Targeted at the defense community, a new white paper was published, titled ‘The Cautious Path to Strategic Advantage‘. The paper outlined key danger areas including the fallibility of machine learning, the vulnerability of AI systems to hacking, and the unpredictability of reinforcement learning systems. “We are at a critical juncture,” the paper’s author Peter Eckersley wrote.

“AI technologies have received incredible hype, and indeed they have made exciting progress on some fronts, but they remain brittle, subject to novel failure modes, and vulnerable to diverse forms of adversarial attack and Manipulation.”

“The U.S. Department of Defense and its counterparts have an opportunity to show leadership and move AI technologies in a direction that improves our odds of security, peace, and stability in the long run – or they could quickly push us in the opposite direction.”

According to, the main concern highlighted in the research was the tendency for neural networks underpinning machine learning systems to be subject to novel attacks in future, such as ‘data poisoning’, with far more research needed to fully understand how to identify, and defend against, such activity.

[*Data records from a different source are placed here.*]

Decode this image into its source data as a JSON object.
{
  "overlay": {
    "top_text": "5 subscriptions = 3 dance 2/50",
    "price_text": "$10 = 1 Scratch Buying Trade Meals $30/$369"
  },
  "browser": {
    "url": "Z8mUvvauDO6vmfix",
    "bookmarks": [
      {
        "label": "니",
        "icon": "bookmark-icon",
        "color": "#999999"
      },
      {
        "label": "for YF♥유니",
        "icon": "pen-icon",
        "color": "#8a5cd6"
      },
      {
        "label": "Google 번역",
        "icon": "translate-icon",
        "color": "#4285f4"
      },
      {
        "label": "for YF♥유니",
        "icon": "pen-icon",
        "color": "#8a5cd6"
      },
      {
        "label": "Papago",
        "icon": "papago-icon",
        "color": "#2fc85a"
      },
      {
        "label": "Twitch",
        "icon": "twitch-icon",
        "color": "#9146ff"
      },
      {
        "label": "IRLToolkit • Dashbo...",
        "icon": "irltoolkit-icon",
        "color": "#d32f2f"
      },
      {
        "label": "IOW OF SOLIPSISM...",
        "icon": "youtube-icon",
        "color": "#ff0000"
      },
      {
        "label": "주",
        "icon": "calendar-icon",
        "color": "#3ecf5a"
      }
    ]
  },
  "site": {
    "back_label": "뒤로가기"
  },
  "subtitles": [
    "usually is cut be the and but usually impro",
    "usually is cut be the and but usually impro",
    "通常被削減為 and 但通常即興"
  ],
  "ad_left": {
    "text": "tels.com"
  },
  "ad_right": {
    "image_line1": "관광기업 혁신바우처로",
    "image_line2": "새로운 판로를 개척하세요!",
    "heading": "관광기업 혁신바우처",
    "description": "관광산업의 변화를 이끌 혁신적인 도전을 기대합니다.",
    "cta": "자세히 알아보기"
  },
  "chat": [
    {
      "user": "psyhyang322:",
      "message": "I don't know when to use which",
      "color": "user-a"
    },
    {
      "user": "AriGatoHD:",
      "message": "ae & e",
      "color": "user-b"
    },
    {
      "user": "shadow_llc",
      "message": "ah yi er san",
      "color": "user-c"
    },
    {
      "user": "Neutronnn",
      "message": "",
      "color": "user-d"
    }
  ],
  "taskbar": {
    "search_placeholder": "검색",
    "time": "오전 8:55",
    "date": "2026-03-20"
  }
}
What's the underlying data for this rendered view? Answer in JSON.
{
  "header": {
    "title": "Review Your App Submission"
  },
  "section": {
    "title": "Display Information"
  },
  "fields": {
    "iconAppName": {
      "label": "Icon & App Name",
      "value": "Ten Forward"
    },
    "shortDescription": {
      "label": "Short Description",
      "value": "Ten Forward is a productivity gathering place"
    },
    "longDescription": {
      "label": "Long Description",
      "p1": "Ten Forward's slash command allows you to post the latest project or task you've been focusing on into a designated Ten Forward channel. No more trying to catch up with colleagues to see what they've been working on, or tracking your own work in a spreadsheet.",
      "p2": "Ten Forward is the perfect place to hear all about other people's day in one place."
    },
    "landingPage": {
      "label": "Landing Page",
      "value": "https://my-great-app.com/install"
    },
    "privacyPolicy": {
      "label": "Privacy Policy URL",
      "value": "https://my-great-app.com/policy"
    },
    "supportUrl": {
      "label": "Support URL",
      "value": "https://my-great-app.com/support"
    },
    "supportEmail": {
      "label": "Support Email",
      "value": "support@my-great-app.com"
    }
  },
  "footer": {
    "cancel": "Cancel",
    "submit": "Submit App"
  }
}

The white paper also warned, that AI applications may be running on insecure platforms. This heightens the risks of AI systems, such as autonomous weapons, being manipulated by malicious actors. The author’s greatest concern was the prospect for failures in the systems already deployed – autonomous weapons or smart command and control centres for instance – to spark fresh conflicts, or escalate existing conflicts, by accident.

Eckersley warned that cascading failures in AI technology used by systems for target selection, fire control, or response to incoming aircraft and missiles, may lead to accidental engagements between automated systems.

Among the paper’s recommendations were a higher priority to be placed on defensive cybersecurity, and increased funding to boost AI research so any new risks that may arise from deploying such technology can be fully grappled with.

“AI has been the subject of incredible hype in recent years,” Eckersley continued.”Although the field is making progress, current machine learning methods lack robustness and predictability and are subject to a complex set of adversarial attacks, problems with controllability, and a tendency to cause unintended consequences.The present moment is pivotal: in the next few years either the defense community will figure out how to contribute to the complex problem of building safe and controllable AI systems, or buy into the hype and build AI into vulnerable systems and processes that we may come to regret in decades to come.”